Rebecca Greenfield reports on the arrival of “extreme baby monitoring.” For a few hundred bucks, new parents will soon be able to outfit their putative bundles of joy with a variety of sensors—ankle monitors, “smart diapers,” even a networked onesie that sends respiration, temperature, and other data feeds to smartphones—that enable “a big-data approach to parenting.” Comments Greenfield, “By gathering information on your kid’s poop, sleep, and eating schedules, the idea goes, you can engineer a happier, healthier baby.” This does seem like an advance on the technology strategy I deployed in baby-rearing, which involved a pacifier and a martini.*
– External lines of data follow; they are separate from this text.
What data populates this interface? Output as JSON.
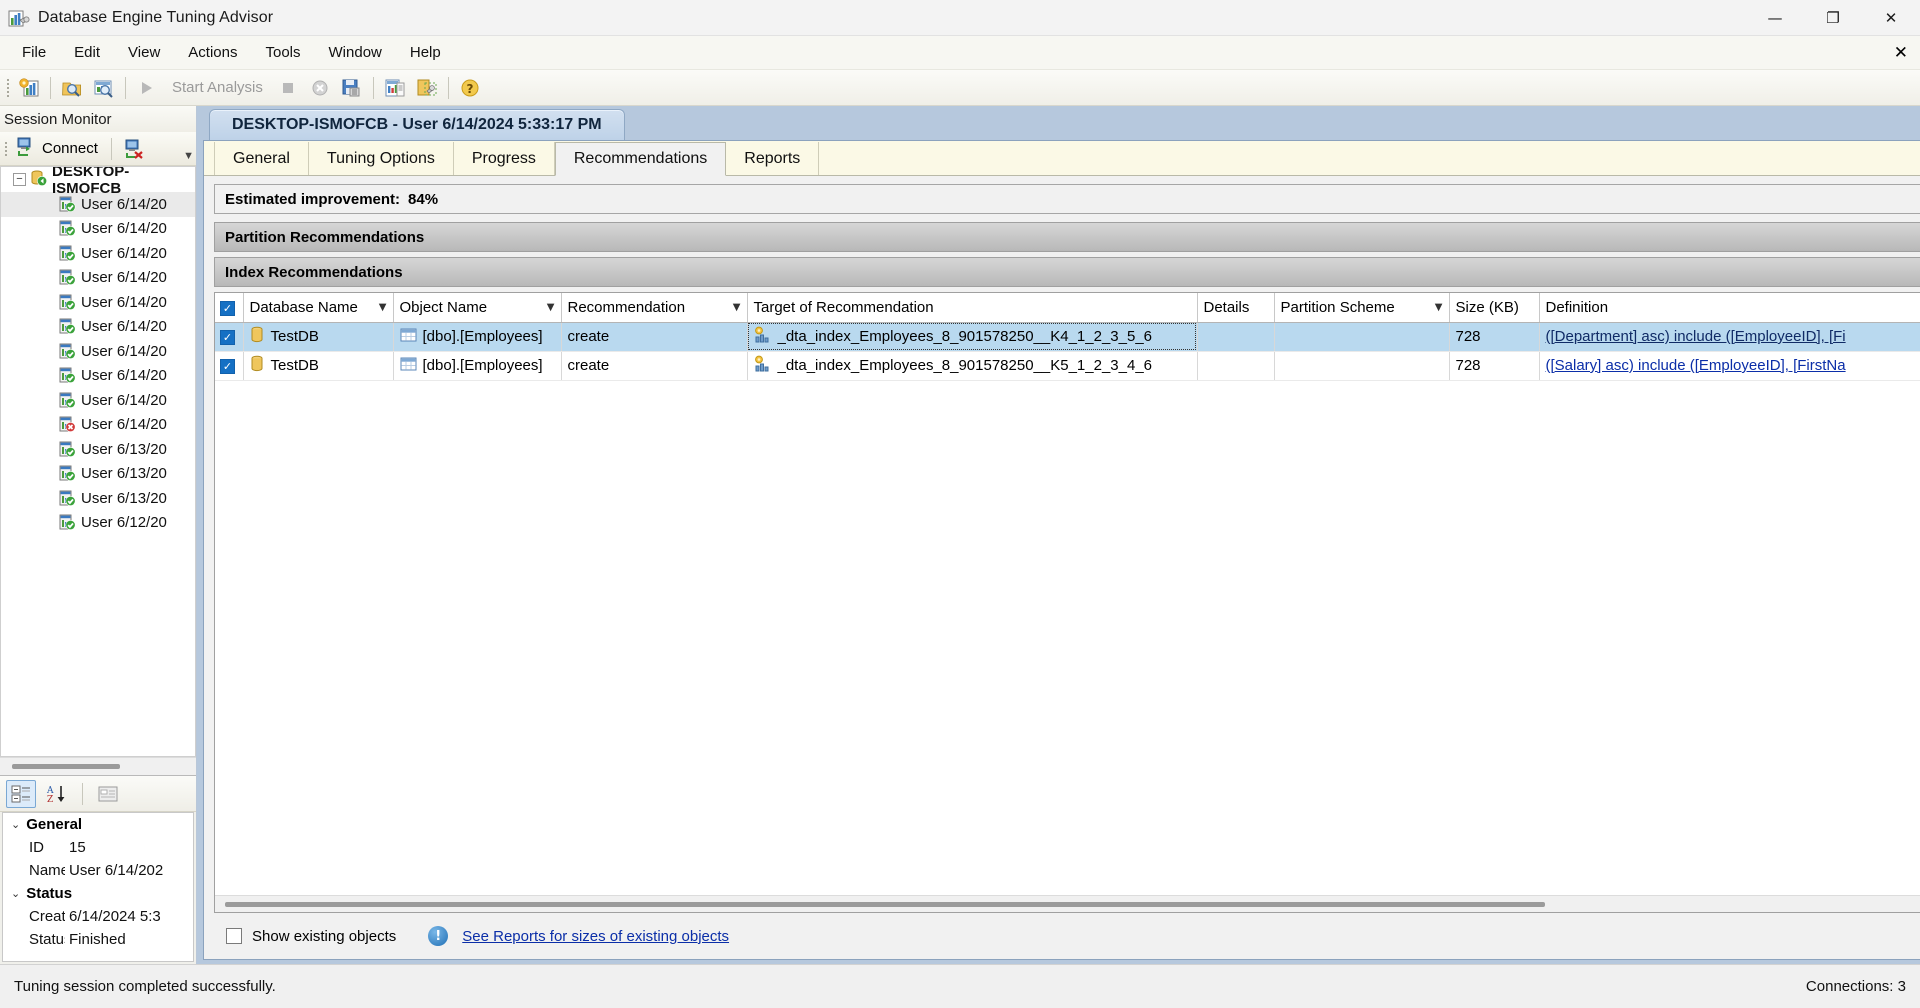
{
  "window": {
    "title": "Database Engine Tuning Advisor",
    "app_icon": "database-tuning-advisor-icon",
    "minimize": "—",
    "maximize": "❐",
    "close": "✕"
  },
  "menubar": {
    "items": [
      {
        "label": "File"
      },
      {
        "label": "Edit"
      },
      {
        "label": "View"
      },
      {
        "label": "Actions"
      },
      {
        "label": "Tools"
      },
      {
        "label": "Window"
      },
      {
        "label": "Help"
      }
    ],
    "close_document": "✕"
  },
  "toolbar": {
    "new_session_icon": "new-session-icon",
    "open_session_icon": "open-session-icon",
    "session_properties_icon": "session-properties-icon",
    "start_analysis_label": "Start Analysis",
    "stop_icon": "stop-icon",
    "stop_delete_icon": "stop-and-delete-icon",
    "save_icon": "save-session-icon",
    "reports_icon": "tuning-reports-icon",
    "tuning_log_icon": "tuning-log-icon",
    "help_icon": "help-icon"
  },
  "sidebar": {
    "title": "Session Monitor",
    "connect_label": "Connect",
    "connect_icon": "connect-server-icon",
    "disconnect_icon": "disconnect-server-icon",
    "overflow_icon": "toolbar-overflow-icon",
    "root": {
      "label": "DESKTOP-ISMOFCB",
      "icon": "server-running-icon",
      "expander": "−"
    },
    "sessions": [
      {
        "label": "User 6/14/20",
        "status": "finished",
        "icon": "session-finished-icon",
        "selected": true
      },
      {
        "label": "User 6/14/20",
        "status": "finished",
        "icon": "session-finished-icon",
        "selected": false
      },
      {
        "label": "User 6/14/20",
        "status": "finished",
        "icon": "session-finished-icon",
        "selected": false
      },
      {
        "label": "User 6/14/20",
        "status": "finished",
        "icon": "session-finished-icon",
        "selected": false
      },
      {
        "label": "User 6/14/20",
        "status": "finished",
        "icon": "session-finished-icon",
        "selected": false
      },
      {
        "label": "User 6/14/20",
        "status": "finished",
        "icon": "session-finished-icon",
        "selected": false
      },
      {
        "label": "User 6/14/20",
        "status": "finished",
        "icon": "session-finished-icon",
        "selected": false
      },
      {
        "label": "User 6/14/20",
        "status": "finished",
        "icon": "session-finished-icon",
        "selected": false
      },
      {
        "label": "User 6/14/20",
        "status": "finished",
        "icon": "session-finished-icon",
        "selected": false
      },
      {
        "label": "User 6/14/20",
        "status": "error",
        "icon": "session-error-icon",
        "selected": false
      },
      {
        "label": "User 6/13/20",
        "status": "finished",
        "icon": "session-finished-icon",
        "selected": false
      },
      {
        "label": "User 6/13/20",
        "status": "finished",
        "icon": "session-finished-icon",
        "selected": false
      },
      {
        "label": "User 6/13/20",
        "status": "finished",
        "icon": "session-finished-icon",
        "selected": false
      },
      {
        "label": "User 6/12/20",
        "status": "finished",
        "icon": "session-finished-icon",
        "selected": false
      }
    ]
  },
  "properties": {
    "toolbar": {
      "categorized_icon": "categorized-view-icon",
      "alphabetical_icon": "alphabetical-sort-icon",
      "property_pages_icon": "property-pages-icon"
    },
    "groups": [
      {
        "name": "General",
        "chevron": "⌄",
        "rows": [
          {
            "key": "ID",
            "value": "15"
          },
          {
            "key": "Name",
            "value": "User 6/14/202"
          }
        ]
      },
      {
        "name": "Status",
        "chevron": "⌄",
        "rows": [
          {
            "key": "Creatic",
            "value": "6/14/2024 5:3"
          },
          {
            "key": "Status",
            "value": "Finished"
          }
        ]
      }
    ]
  },
  "document": {
    "tab_title": "DESKTOP-ISMOFCB - User 6/14/2024 5:33:17 PM",
    "tabs": [
      {
        "label": "General",
        "active": false
      },
      {
        "label": "Tuning Options",
        "active": false
      },
      {
        "label": "Progress",
        "active": false
      },
      {
        "label": "Recommendations",
        "active": true
      },
      {
        "label": "Reports",
        "active": false
      }
    ]
  },
  "recommendations": {
    "estimated_improvement_label": "Estimated improvement:",
    "estimated_improvement_value": "84%",
    "partition_section": {
      "title": "Partition Recommendations",
      "expand_icon": "double-chevron-down-icon"
    },
    "index_section": {
      "title": "Index Recommendations",
      "expand_icon": "double-chevron-down-icon"
    },
    "columns": [
      {
        "label": "",
        "filter": false,
        "key": "check"
      },
      {
        "label": "Database Name",
        "filter": true,
        "key": "database_name"
      },
      {
        "label": "Object Name",
        "filter": true,
        "key": "object_name"
      },
      {
        "label": "Recommendation",
        "filter": true,
        "key": "recommendation"
      },
      {
        "label": "Target of Recommendation",
        "filter": false,
        "key": "target"
      },
      {
        "label": "Details",
        "filter": false,
        "key": "details"
      },
      {
        "label": "Partition Scheme",
        "filter": true,
        "key": "partition_scheme"
      },
      {
        "label": "Size (KB)",
        "filter": false,
        "key": "size_kb"
      },
      {
        "label": "Definition",
        "filter": false,
        "key": "definition"
      }
    ],
    "rows": [
      {
        "checked": true,
        "database_name": "TestDB",
        "object_name": "[dbo].[Employees]",
        "recommendation": "create",
        "target": "_dta_index_Employees_8_901578250__K4_1_2_3_5_6",
        "details": "",
        "partition_scheme": "",
        "size_kb": "728",
        "definition": "([Department] asc) include ([EmployeeID], [Fi",
        "selected": true
      },
      {
        "checked": true,
        "database_name": "TestDB",
        "object_name": "[dbo].[Employees]",
        "recommendation": "create",
        "target": "_dta_index_Employees_8_901578250__K5_1_2_3_4_6",
        "details": "",
        "partition_scheme": "",
        "size_kb": "728",
        "definition": "([Salary] asc) include ([EmployeeID], [FirstNa",
        "selected": false
      }
    ],
    "show_existing_objects_label": "Show existing objects",
    "show_existing_objects_checked": false,
    "info_icon": "info-icon",
    "reports_link": "See Reports for sizes of existing objects"
  },
  "statusbar": {
    "message": "Tuning session completed successfully.",
    "connections": "Connections: 3"
  }
}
As a case in point, Greenfield tells the story of Yasmin Lucero, who meticulously tracked a variety of data on her baby Elle. Elle wasn’t a great sleeper—she cried a lot in her crib—and Yasmin hoped that Big Baby Data would unlock the reasons underlying the problem and point to a solution: “She wanted answers: Did she put Elle to bed too early? Too late? Give her too many naps? Parsing data, she thought, would help her figure it out.”
So, after months of grueling data collection and graphing, what did Big Data reveal? Absolutely nothing. “Per the data, Elle was just fussy.”
A waste of time? Not at all: “The results suggested Yasmin couldn’t engineer better naps, as she’d hoped. Just knowing that, however, made her feel better. ‘If you come to the conclusion that you have no control, then it’s okay to relax and just do whatever is convenient for you at the moment,’ she explained.” Let this be an inspiration to Big Data marketers. Large-scale data analysis may be a waste of time and money, but that doesn’t make it any less necessary. After all, how will you know that Big Data has nothing to tell you if you don’t invest in it?
Come to think of it, as a marketing strategy this would also work quite well for Ouija Boards and the I Ching.
*Important legal notice: The baby gets the pacifier, the parent gets the martini.